Problem to work on — Your answer must restate the listing below word for word and contain no images.

The records —
[Start of Attachment]

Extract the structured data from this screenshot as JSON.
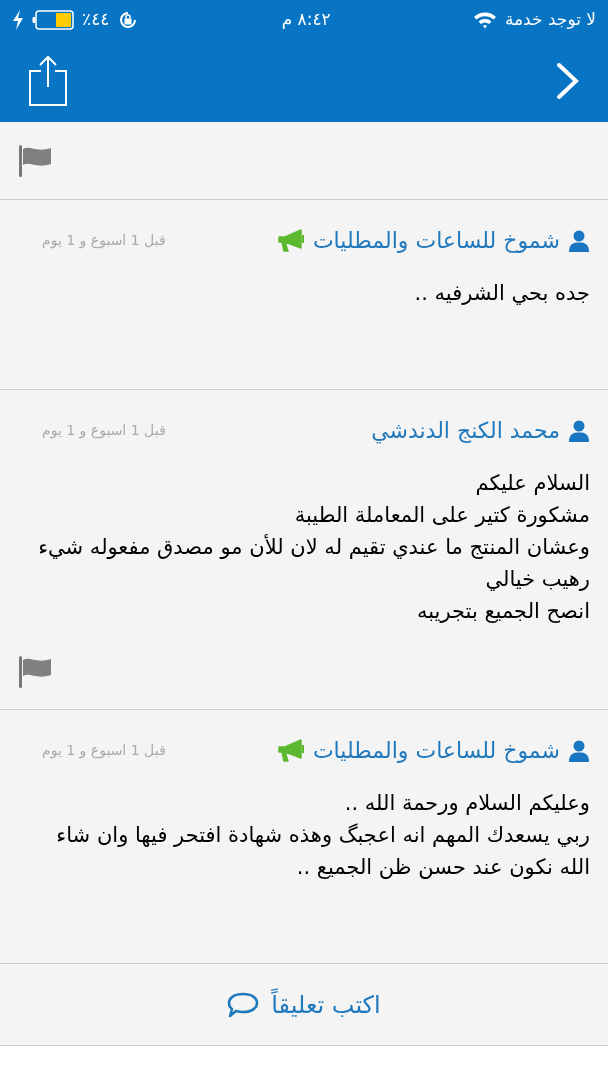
{
  "status_bar": {
    "carrier": "لا توجد خدمة",
    "time": "٨:٤٢ م",
    "battery": "٤٤٪",
    "charging": true
  },
  "comments": [
    {
      "author": "شموخ للساعات والمطليات",
      "seller": true,
      "time": "قبل 1 اسبوع و 1 يوم",
      "lines": [
        "جده بحي الشرفيه .."
      ],
      "flag": false
    },
    {
      "author": "محمد الكنج الدندشي",
      "seller": false,
      "time": "قبل 1 اسبوع و 1 يوم",
      "lines": [
        "السلام عليكم",
        "مشكورة كتير على المعاملة الطيبة",
        "وعشان المنتج ما عندي تقيم له لان للأن مو مصدق مفعوله شيء",
        "رهيب خيالي",
        "انصح الجميع بتجريبه"
      ],
      "flag": true
    },
    {
      "author": "شموخ للساعات والمطليات",
      "seller": true,
      "time": "قبل 1 اسبوع و 1 يوم",
      "lines": [
        "وعليكم السلام ورحمة الله ..",
        "ربي يسعدك المهم انه اعجبگ وهذه شهادة افتحر فيها وان شاء",
        "الله نكون عند حسن ظن الجميع .."
      ],
      "flag": false
    }
  ],
  "write_comment": "اكتب تعليقاً"
}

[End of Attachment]

Solution to this problem —
Extract the structured data from this screenshot as JSON.
{
  "status_bar": {
    "carrier": "لا توجد خدمة",
    "time": "٨:٤٢ م",
    "battery": "٤٤٪",
    "charging": true
  },
  "comments": [
    {
      "author": "شموخ للساعات والمطليات",
      "seller": true,
      "time": "قبل 1 اسبوع و 1 يوم",
      "lines": [
        "جده بحي الشرفيه .."
      ],
      "flag": false
    },
    {
      "author": "محمد الكنج الدندشي",
      "seller": false,
      "time": "قبل 1 اسبوع و 1 يوم",
      "lines": [
        "السلام عليكم",
        "مشكورة كتير على المعاملة الطيبة",
        "وعشان المنتج ما عندي تقيم له لان للأن مو مصدق مفعوله شيء",
        "رهيب خيالي",
        "انصح الجميع بتجريبه"
      ],
      "flag": true
    },
    {
      "author": "شموخ للساعات والمطليات",
      "seller": true,
      "time": "قبل 1 اسبوع و 1 يوم",
      "lines": [
        "وعليكم السلام ورحمة الله ..",
        "ربي يسعدك المهم انه اعجبگ وهذه شهادة افتحر فيها وان شاء",
        "الله نكون عند حسن ظن الجميع .."
      ],
      "flag": false
    }
  ],
  "write_comment": "اكتب تعليقاً"
}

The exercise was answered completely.